oil painting of a yorkshire terrier, yorkie, oils on board, a pet portrait by karen
The only one of these little dogs I have become friends with has completely changed my opinion of the breed. 
Barely weighing 6 lbs, she is not much bigger than a fat guinea pig. 
But in her own estimation she is as Big as a Bear and as Fierce as a Lion. At the first sign of any trouble whatever - badger, herd of deer, large and ferocious dog - she is up there in the front row, a fearless doggie commando, a leading example of canine shock troops. 
Painted in two sittings, at the end of stage one she looked quite awful, all red and black like an over-ripe pointed pepper. The longer, lighter fur got added next day when the paint had tacked up. 
I still have to grit my teeth when painting hairy dogs: I have not found a way of doing it in one sitting (because the paint turns to mud and mush) and doing it in two means I have to accept a most unpromising painting at the half way stage. I often put them to tack up with their faces to the wall, so I am not tempted to fiddle.
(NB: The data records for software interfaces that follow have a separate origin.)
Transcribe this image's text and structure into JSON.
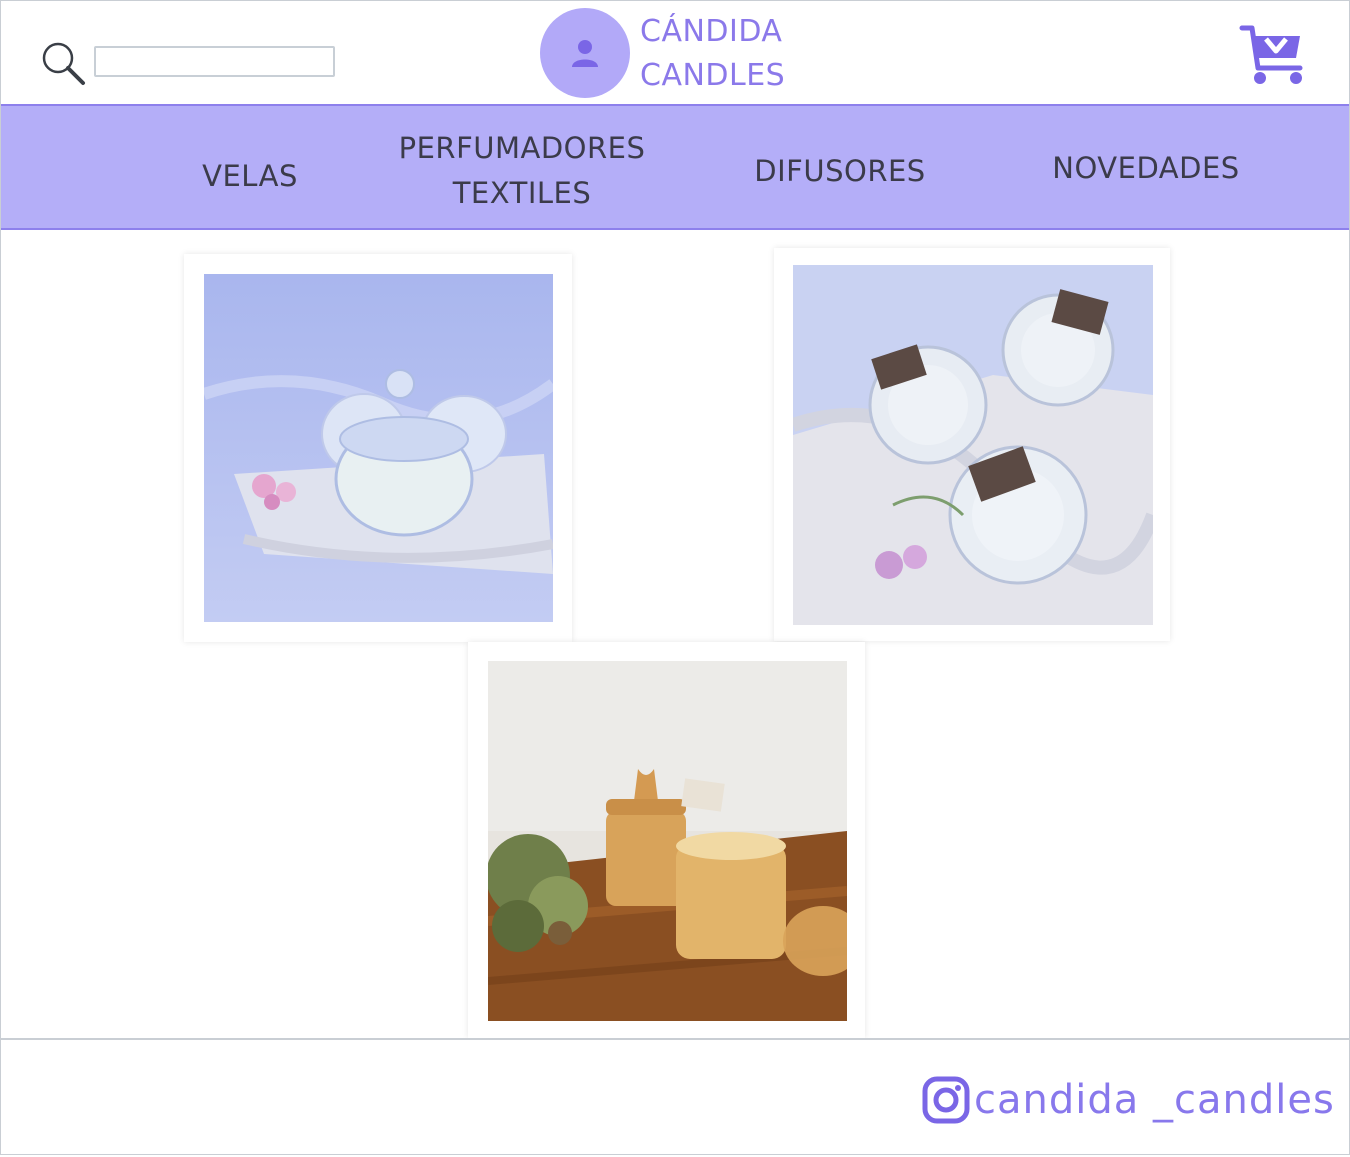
{
  "header": {
    "brand_line1": "CÁNDIDA",
    "brand_line2": "CANDLES",
    "search": {
      "value": "",
      "placeholder": ""
    }
  },
  "nav": {
    "items": [
      {
        "line1": "VELAS",
        "line2": ""
      },
      {
        "line1": "PERFUMADORES",
        "line2": "TEXTILES"
      },
      {
        "line1": "DIFUSORES",
        "line2": ""
      },
      {
        "line1": "NOVEDADES",
        "line2": ""
      }
    ]
  },
  "footer": {
    "instagram_handle": "candida _candles"
  },
  "colors": {
    "accent": "#8b79ea",
    "nav_background": "#b4aef8",
    "avatar": "#b2a9f8"
  },
  "icons": [
    "search-icon",
    "user-icon",
    "cart-icon",
    "instagram-icon"
  ]
}
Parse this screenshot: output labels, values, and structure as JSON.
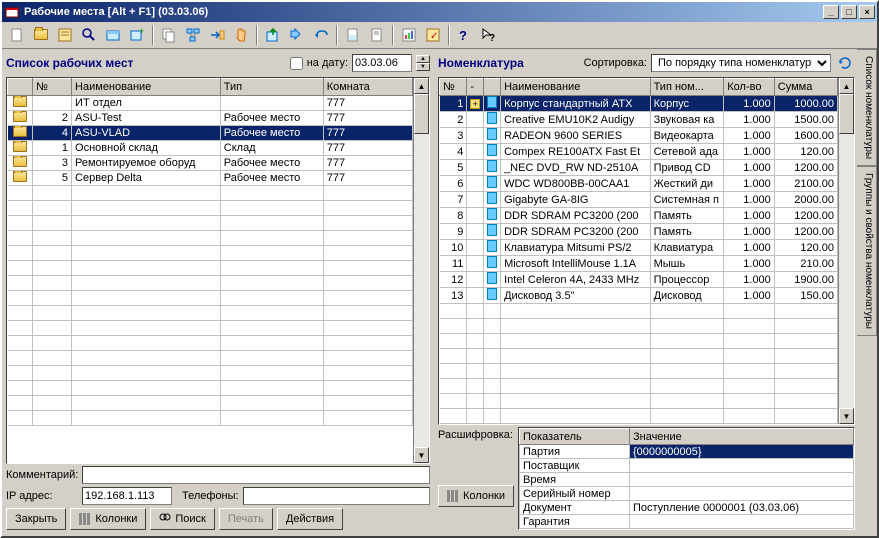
{
  "titlebar": "Рабочие места [Alt + F1] (03.03.06)",
  "left": {
    "title": "Список рабочих мест",
    "date_checkbox_label": "на дату:",
    "date_value": "03.03.06",
    "columns": {
      "num": "№",
      "name": "Наименование",
      "type": "Тип",
      "room": "Комната"
    },
    "rows": [
      {
        "num": "",
        "name": "ИТ отдел",
        "type": "",
        "room": "777",
        "icon": "folder"
      },
      {
        "num": "2",
        "name": "ASU-Test",
        "type": "Рабочее место",
        "room": "777",
        "icon": "folder"
      },
      {
        "num": "4",
        "name": "ASU-VLAD",
        "type": "Рабочее место",
        "room": "777",
        "icon": "folder",
        "selected": true
      },
      {
        "num": "1",
        "name": "Основной склад",
        "type": "Склад",
        "room": "777",
        "icon": "folder"
      },
      {
        "num": "3",
        "name": "Ремонтируемое оборуд",
        "type": "Рабочее место",
        "room": "777",
        "icon": "folder"
      },
      {
        "num": "5",
        "name": "Сервер Delta",
        "type": "Рабочее место",
        "room": "777",
        "icon": "folder"
      }
    ],
    "comment_label": "Комментарий:",
    "comment_value": "",
    "ip_label": "IP адрес:",
    "ip_value": "192.168.1.113",
    "phone_label": "Телефоны:",
    "phone_value": "",
    "buttons": {
      "close": "Закрыть",
      "columns": "Колонки",
      "search": "Поиск",
      "print": "Печать",
      "actions": "Действия"
    }
  },
  "right": {
    "title": "Номенклатура",
    "sort_label": "Сортировка:",
    "sort_value": "По порядку типа номенклатуры",
    "columns": {
      "num": "№",
      "dash": "-",
      "name": "Наименование",
      "type": "Тип ном...",
      "qty": "Кол-во",
      "sum": "Сумма"
    },
    "rows": [
      {
        "num": "1",
        "name": "Корпус стандартный ATX",
        "type": "Корпус",
        "qty": "1.000",
        "sum": "1000.00",
        "selected": true,
        "plus": true
      },
      {
        "num": "2",
        "name": "Creative EMU10K2 Audigy",
        "type": "Звуковая ка",
        "qty": "1.000",
        "sum": "1500.00"
      },
      {
        "num": "3",
        "name": "RADEON 9600 SERIES",
        "type": "Видеокарта",
        "qty": "1.000",
        "sum": "1600.00"
      },
      {
        "num": "4",
        "name": "Compex RE100ATX Fast Et",
        "type": "Сетевой ада",
        "qty": "1.000",
        "sum": "120.00"
      },
      {
        "num": "5",
        "name": "_NEC DVD_RW ND-2510A",
        "type": "Привод CD",
        "qty": "1.000",
        "sum": "1200.00"
      },
      {
        "num": "6",
        "name": "WDC WD800BB-00CAA1",
        "type": "Жесткий ди",
        "qty": "1.000",
        "sum": "2100.00"
      },
      {
        "num": "7",
        "name": "Gigabyte GA-8IG",
        "type": "Системная п",
        "qty": "1.000",
        "sum": "2000.00"
      },
      {
        "num": "8",
        "name": "DDR SDRAM PC3200 (200",
        "type": "Память",
        "qty": "1.000",
        "sum": "1200.00"
      },
      {
        "num": "9",
        "name": "DDR SDRAM PC3200 (200",
        "type": "Память",
        "qty": "1.000",
        "sum": "1200.00"
      },
      {
        "num": "10",
        "name": "Клавиатура Mitsumi PS/2",
        "type": "Клавиатура",
        "qty": "1.000",
        "sum": "120.00"
      },
      {
        "num": "11",
        "name": "Microsoft IntelliMouse 1.1A",
        "type": "Мышь",
        "qty": "1.000",
        "sum": "210.00"
      },
      {
        "num": "12",
        "name": "Intel Celeron 4A, 2433 MHz",
        "type": "Процессор",
        "qty": "1.000",
        "sum": "1900.00"
      },
      {
        "num": "13",
        "name": "Дисковод 3.5''",
        "type": "Дисковод",
        "qty": "1.000",
        "sum": "150.00"
      }
    ],
    "detail_label": "Расшифровка:",
    "detail_columns": {
      "indicator": "Показатель",
      "value": "Значение"
    },
    "details": [
      {
        "ind": "Партия",
        "val": "{0000000005}",
        "selected": true
      },
      {
        "ind": "Поставщик",
        "val": ""
      },
      {
        "ind": "Время",
        "val": ""
      },
      {
        "ind": "Серийный номер",
        "val": ""
      },
      {
        "ind": "Документ",
        "val": "Поступление 0000001 (03.03.06)"
      },
      {
        "ind": "Гарантия",
        "val": ""
      }
    ],
    "columns_btn": "Колонки"
  },
  "side_tabs": {
    "tab1": "Список номенклатуры",
    "tab2": "Группы и свойства номенклатуры"
  }
}
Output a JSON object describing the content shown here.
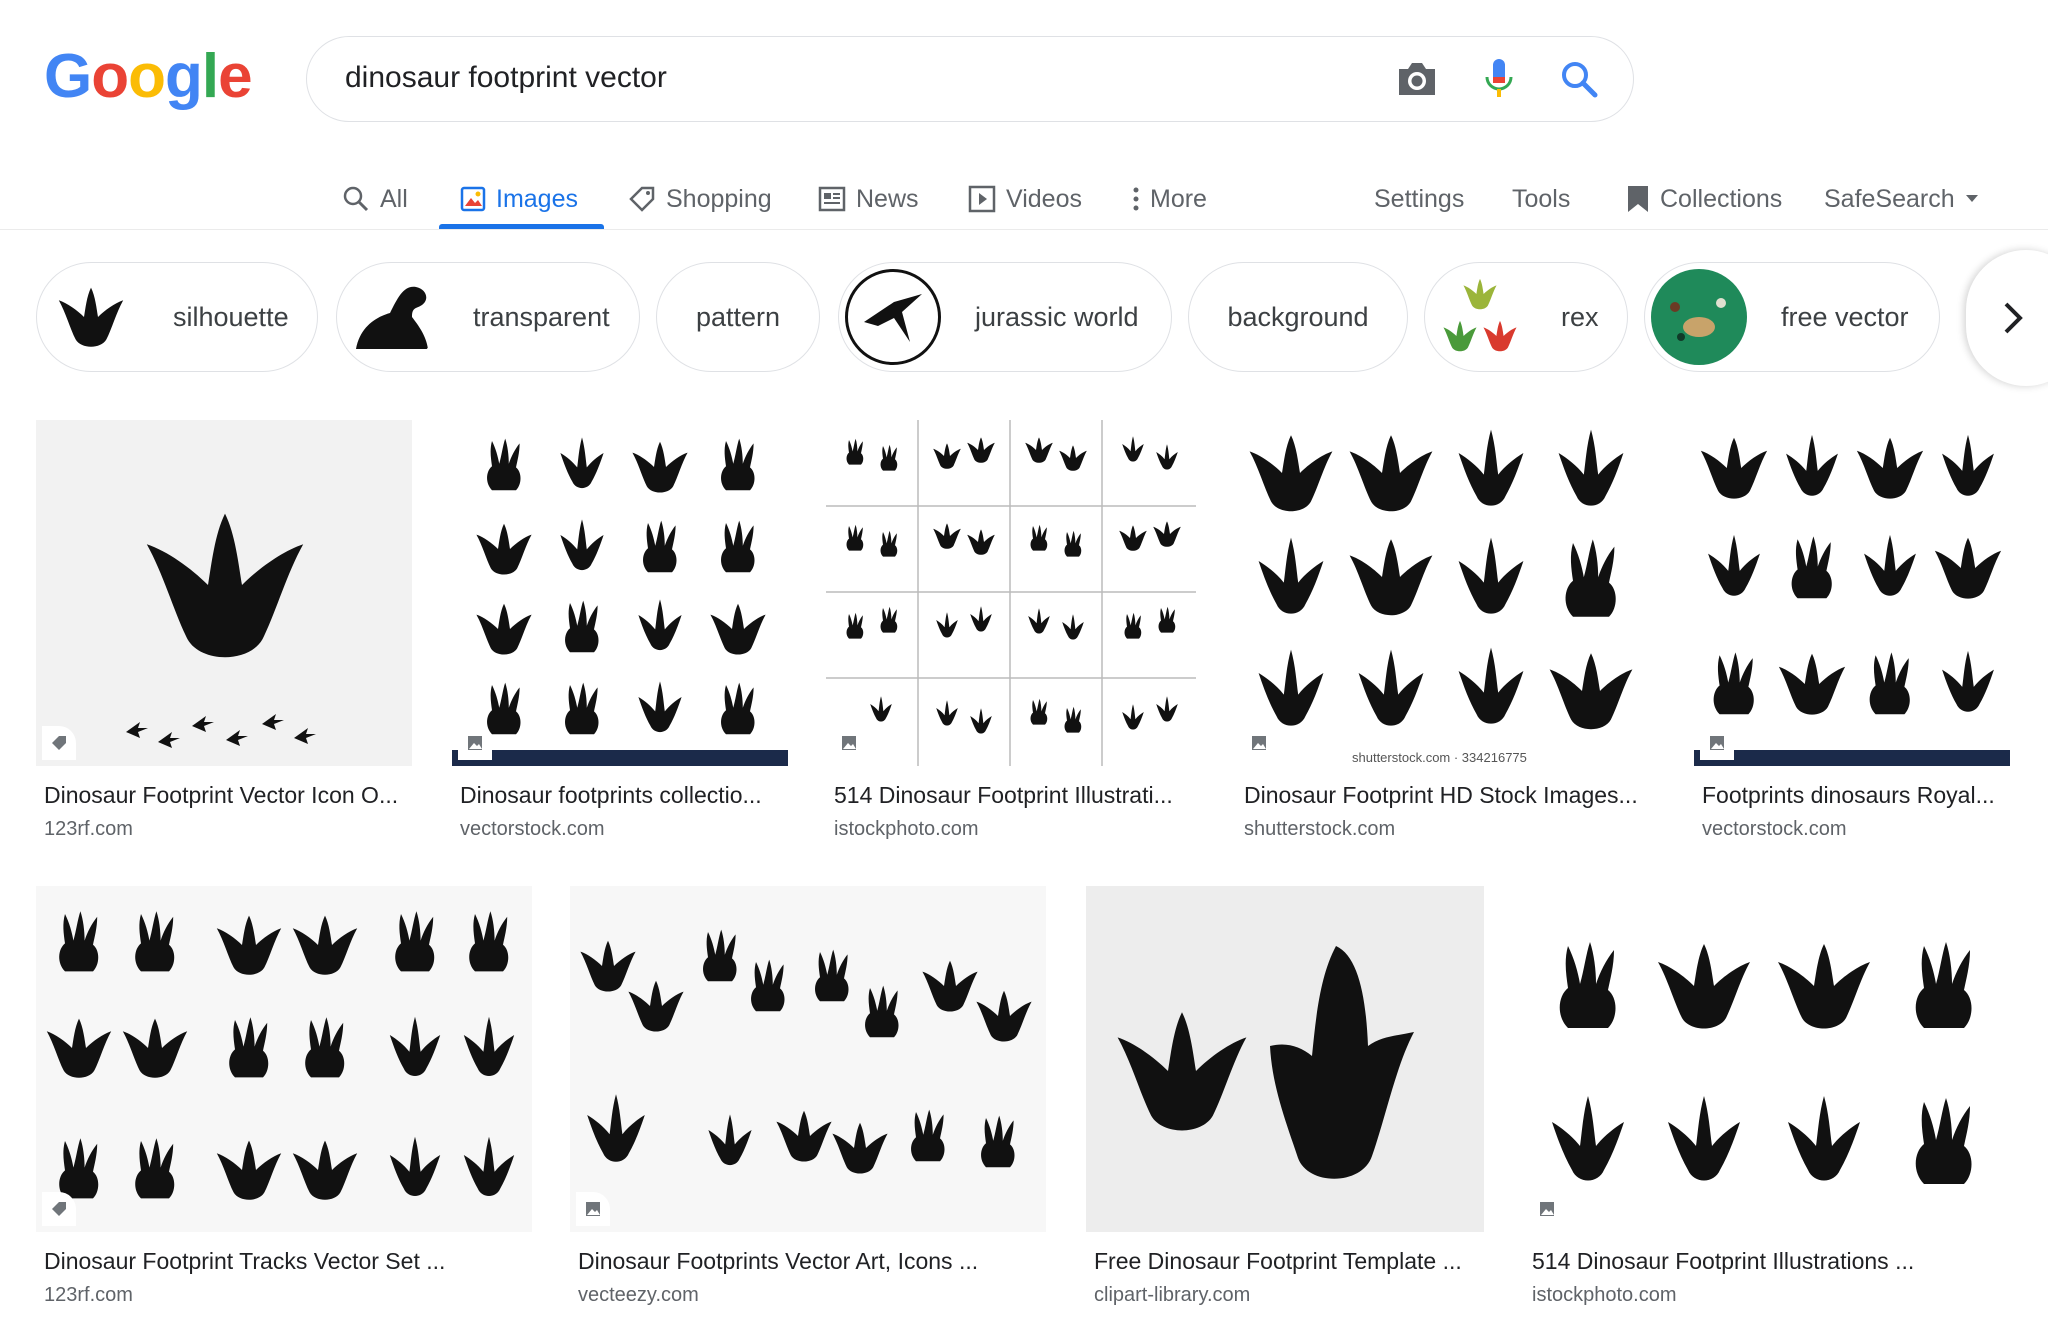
{
  "search": {
    "query": "dinosaur footprint vector",
    "camera_icon": "camera-icon",
    "mic_icon": "microphone-icon",
    "search_icon": "search-icon"
  },
  "logo": {
    "text": "Google",
    "letters": [
      "G",
      "o",
      "o",
      "g",
      "l",
      "e"
    ],
    "colors": [
      "#4285F4",
      "#EA4335",
      "#FBBC05",
      "#4285F4",
      "#34A853",
      "#EA4335"
    ]
  },
  "tabs": {
    "all": "All",
    "images": "Images",
    "shopping": "Shopping",
    "news": "News",
    "videos": "Videos",
    "more": "More",
    "settings": "Settings",
    "tools": "Tools",
    "collections": "Collections",
    "safesearch": "SafeSearch"
  },
  "chips": [
    {
      "label": "silhouette"
    },
    {
      "label": "transparent"
    },
    {
      "label": "pattern"
    },
    {
      "label": "jurassic world"
    },
    {
      "label": "background"
    },
    {
      "label": "rex"
    },
    {
      "label": "free vector"
    }
  ],
  "results": [
    {
      "title": "Dinosaur Footprint Vector Icon O...",
      "source": "123rf.com"
    },
    {
      "title": "Dinosaur footprints collectio...",
      "source": "vectorstock.com"
    },
    {
      "title": "514 Dinosaur Footprint Illustrati...",
      "source": "istockphoto.com"
    },
    {
      "title": "Dinosaur Footprint HD Stock Images...",
      "source": "shutterstock.com"
    },
    {
      "title": "Footprints dinosaurs Royal...",
      "source": "vectorstock.com"
    },
    {
      "title": "Dinosaur Footprint Tracks Vector Set ...",
      "source": "123rf.com"
    },
    {
      "title": "Dinosaur Footprints Vector Art, Icons ...",
      "source": "vecteezy.com"
    },
    {
      "title": "Free Dinosaur Footprint Template ...",
      "source": "clipart-library.com"
    },
    {
      "title": "514 Dinosaur Footprint Illustrations ...",
      "source": "istockphoto.com"
    }
  ],
  "colors": {
    "accent": "#1a73e8",
    "text": "#202124",
    "secondary": "#5f6368"
  }
}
Wednesday, 8 April 2015

A moment of reflection

thoughtful dog, oil painting of a collie, pet portrait by karen
This dog looks very like my friend's collie-cross. He adopts this pose whenever he realises that the ball is not going to be thrown for the 1001st time, however eagerly he asks. He believes life has no purpose or meaning unless someone is throwing him a ball.
Painted using a range of mixed blacks, especially ultramarine and burnt sienna (makes a nice, warm black), with cad yellow deep being the primary colour note in the floor, wall and dog's eyebrows.
Original reference photo by AinslieG Artistry.

Wednesday, 1 April 2015

Hot dog

This little sweetie is a black JRT called Migs. She is mainly black but has orange eyes and orange 'flashing' on her chest and belly. I took this colour - Transparent Oxide Red and Cad Yellow Deep - and pushed it, so that it spilled into the background and embraced her. I love this colour.